* _What this task involves_
Your answer should be one number, the count of lines in the entries holding the word "secret".

[[ Provided entries open ]]

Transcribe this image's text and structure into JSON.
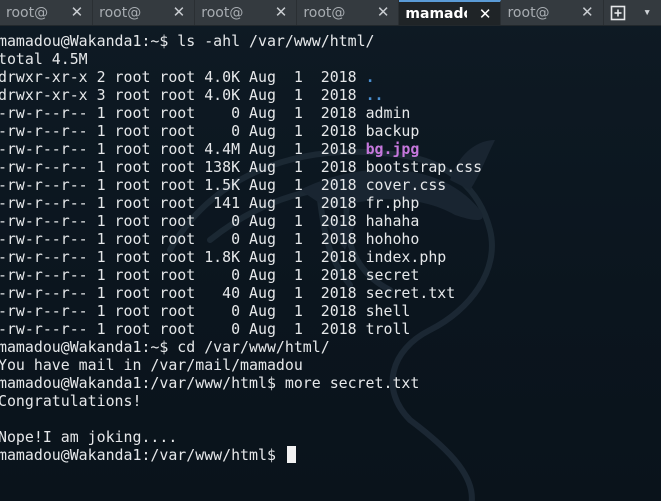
{
  "tabs": [
    {
      "label": "root@",
      "active": false
    },
    {
      "label": "root@",
      "active": false
    },
    {
      "label": "root@",
      "active": false
    },
    {
      "label": "root@",
      "active": false
    },
    {
      "label": "mamadou@",
      "active": true
    },
    {
      "label": "root@",
      "active": false
    }
  ],
  "tab_close_glyph": "✕",
  "new_tab_icon": "new-tab-icon",
  "dropdown_glyph": "▾",
  "terminal": {
    "lines": [
      {
        "text": "mamadou@Wakanda1:~$ ls -ahl /var/www/html/"
      },
      {
        "text": "total 4.5M"
      },
      {
        "prefix": "drwxr-xr-x 2 root root 4.0K Aug  1  2018 ",
        "name": ".",
        "kind": "dir"
      },
      {
        "prefix": "drwxr-xr-x 3 root root 4.0K Aug  1  2018 ",
        "name": "..",
        "kind": "dir"
      },
      {
        "prefix": "-rw-r--r-- 1 root root    0 Aug  1  2018 ",
        "name": "admin",
        "kind": "file"
      },
      {
        "prefix": "-rw-r--r-- 1 root root    0 Aug  1  2018 ",
        "name": "backup",
        "kind": "file"
      },
      {
        "prefix": "-rw-r--r-- 1 root root 4.4M Aug  1  2018 ",
        "name": "bg.jpg",
        "kind": "image"
      },
      {
        "prefix": "-rw-r--r-- 1 root root 138K Aug  1  2018 ",
        "name": "bootstrap.css",
        "kind": "file"
      },
      {
        "prefix": "-rw-r--r-- 1 root root 1.5K Aug  1  2018 ",
        "name": "cover.css",
        "kind": "file"
      },
      {
        "prefix": "-rw-r--r-- 1 root root  141 Aug  1  2018 ",
        "name": "fr.php",
        "kind": "file"
      },
      {
        "prefix": "-rw-r--r-- 1 root root    0 Aug  1  2018 ",
        "name": "hahaha",
        "kind": "file"
      },
      {
        "prefix": "-rw-r--r-- 1 root root    0 Aug  1  2018 ",
        "name": "hohoho",
        "kind": "file"
      },
      {
        "prefix": "-rw-r--r-- 1 root root 1.8K Aug  1  2018 ",
        "name": "index.php",
        "kind": "file"
      },
      {
        "prefix": "-rw-r--r-- 1 root root    0 Aug  1  2018 ",
        "name": "secret",
        "kind": "file"
      },
      {
        "prefix": "-rw-r--r-- 1 root root   40 Aug  1  2018 ",
        "name": "secret.txt",
        "kind": "file"
      },
      {
        "prefix": "-rw-r--r-- 1 root root    0 Aug  1  2018 ",
        "name": "shell",
        "kind": "file"
      },
      {
        "prefix": "-rw-r--r-- 1 root root    0 Aug  1  2018 ",
        "name": "troll",
        "kind": "file"
      },
      {
        "text": "mamadou@Wakanda1:~$ cd /var/www/html/"
      },
      {
        "text": "You have mail in /var/mail/mamadou"
      },
      {
        "text": "mamadou@Wakanda1:/var/www/html$ more secret.txt"
      },
      {
        "text": "Congratulations!"
      },
      {
        "text": ""
      },
      {
        "text": "Nope!I am joking...."
      },
      {
        "text": "mamadou@Wakanda1:/var/www/html$ ",
        "cursor": true
      }
    ]
  },
  "colors": {
    "background": "#0b1620",
    "text": "#e6e8ea",
    "directory": "#4a8fd0",
    "image_file": "#c678dd",
    "tabbar": "#343a3f"
  },
  "watermark_icon": "kali-dragon-icon"
}
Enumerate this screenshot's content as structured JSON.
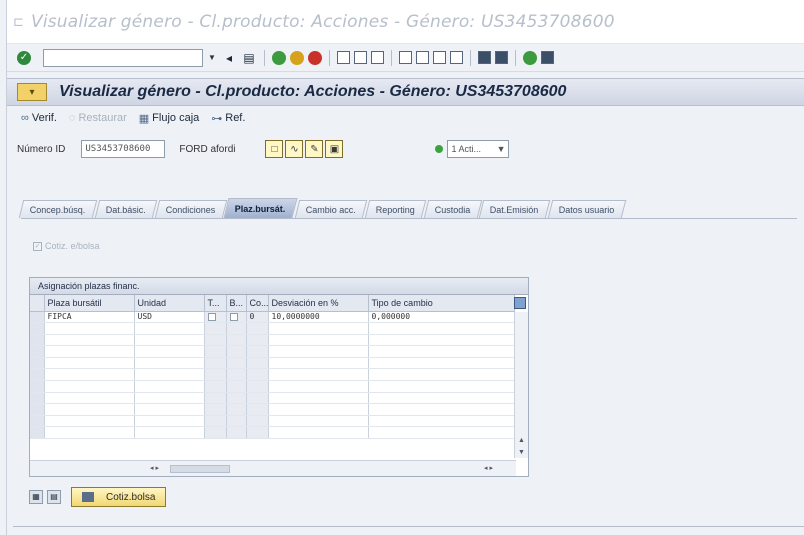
{
  "window": {
    "title": "Visualizar género - Cl.producto: Acciones - Género: US3453708600"
  },
  "screen": {
    "title": "Visualizar género - Cl.producto: Acciones - Género: US3453708600"
  },
  "app_toolbar": {
    "verif": "Verif.",
    "restaurar": "Restaurar",
    "flujo_caja": "Flujo caja",
    "ref": "Ref."
  },
  "header": {
    "numero_id_label": "Número ID",
    "numero_id_value": "US3453708600",
    "name": "FORD afordi",
    "status_select": "1 Acti..."
  },
  "tabs": [
    {
      "label": "Concep.búsq."
    },
    {
      "label": "Dat.básic."
    },
    {
      "label": "Condiciones"
    },
    {
      "label": "Plaz.bursát."
    },
    {
      "label": "Cambio acc."
    },
    {
      "label": "Reporting"
    },
    {
      "label": "Custodia"
    },
    {
      "label": "Dat.Emisión"
    },
    {
      "label": "Datos usuario"
    }
  ],
  "plaz_tab": {
    "cotiz_checkbox_label": "Cotiz. e/bolsa",
    "table_title": "Asignación plazas financ.",
    "columns": [
      "Plaza bursátil",
      "Unidad",
      "T...",
      "B...",
      "Co...",
      "Desviación en %",
      "Tipo de cambio"
    ],
    "rows": [
      {
        "plaza": "FIPCA",
        "unidad": "USD",
        "co": "0",
        "desviacion": "10,0000000",
        "tipo_cambio": "0,000000"
      }
    ],
    "cotiz_bolsa_button": "Cotiz.bolsa"
  },
  "colors": {
    "screen_title_bg": "#cfd5e3",
    "active_tab": "#9eb0d0",
    "button_yellow": "#f1d872"
  }
}
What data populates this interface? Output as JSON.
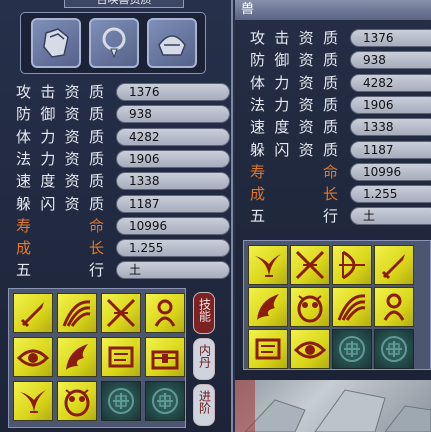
{
  "left": {
    "title": "召唤兽资质",
    "equipment": [
      {
        "icon": "armor-icon"
      },
      {
        "icon": "necklace-icon"
      },
      {
        "icon": "helmet-icon"
      }
    ],
    "stats": [
      {
        "label": "攻击资质",
        "value": "1376",
        "color": "white"
      },
      {
        "label": "防御资质",
        "value": "938",
        "color": "white"
      },
      {
        "label": "体力资质",
        "value": "4282",
        "color": "white"
      },
      {
        "label": "法力资质",
        "value": "1906",
        "color": "white"
      },
      {
        "label": "速度资质",
        "value": "1338",
        "color": "white"
      },
      {
        "label": "躲闪资质",
        "value": "1187",
        "color": "white"
      },
      {
        "label": "寿命",
        "value": "10996",
        "color": "orange"
      },
      {
        "label": "成长",
        "value": "1.255",
        "color": "orange"
      },
      {
        "label": "五行",
        "value": "土",
        "color": "white"
      }
    ],
    "skills": [
      "sword-skill-icon",
      "claw-skill-icon",
      "cross-blades-skill-icon",
      "figure-skill-icon",
      "eye-skill-icon",
      "wing-skill-icon",
      "scroll-skill-icon",
      "chest-skill-icon",
      "bird-skill-icon",
      "owl-skill-icon",
      "empty-slot",
      "empty-slot"
    ],
    "tabs": [
      {
        "label": "技能",
        "active": true
      },
      {
        "label": "内丹",
        "active": false
      },
      {
        "label": "进阶",
        "active": false
      }
    ]
  },
  "right": {
    "title": "兽",
    "stats": [
      {
        "label": "攻击资质",
        "value": "1376",
        "color": "white"
      },
      {
        "label": "防御资质",
        "value": "938",
        "color": "white"
      },
      {
        "label": "体力资质",
        "value": "4282",
        "color": "white"
      },
      {
        "label": "法力资质",
        "value": "1906",
        "color": "white"
      },
      {
        "label": "速度资质",
        "value": "1338",
        "color": "white"
      },
      {
        "label": "躲闪资质",
        "value": "1187",
        "color": "white"
      },
      {
        "label": "寿命",
        "value": "10996",
        "color": "orange"
      },
      {
        "label": "成长",
        "value": "1.255",
        "color": "orange"
      },
      {
        "label": "五行",
        "value": "土",
        "color": "white"
      }
    ],
    "skills": [
      "bird-skill-icon",
      "cross-blades-skill-icon",
      "bow-skill-icon",
      "sword-skill-icon",
      "wing-skill-icon",
      "owl-skill-icon",
      "claw-skill-icon",
      "figure-skill-icon",
      "scroll-skill-icon",
      "eye-skill-icon",
      "empty-slot",
      "empty-slot"
    ]
  },
  "colors": {
    "label_white": "#e6e9f2",
    "label_orange": "#e0792a",
    "skill_yellow": "#e6e22a",
    "skill_glyph": "#8a1c10",
    "tab_active": "#7c2222"
  }
}
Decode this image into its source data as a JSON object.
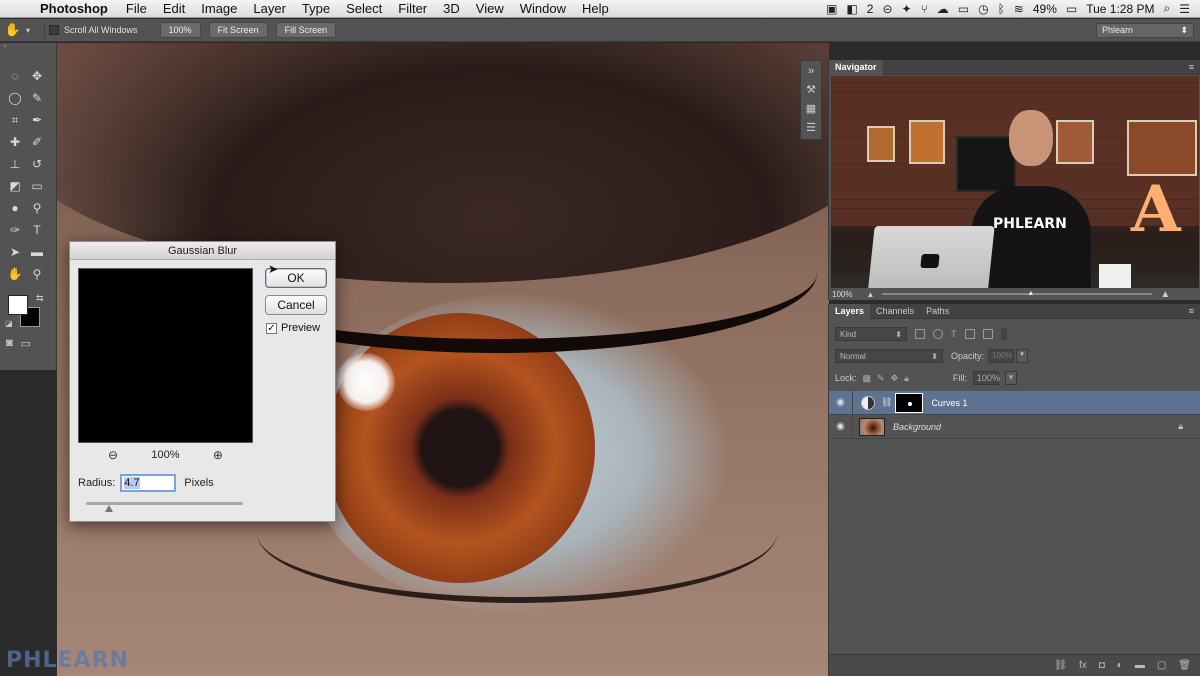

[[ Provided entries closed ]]

* _Exercise result_
3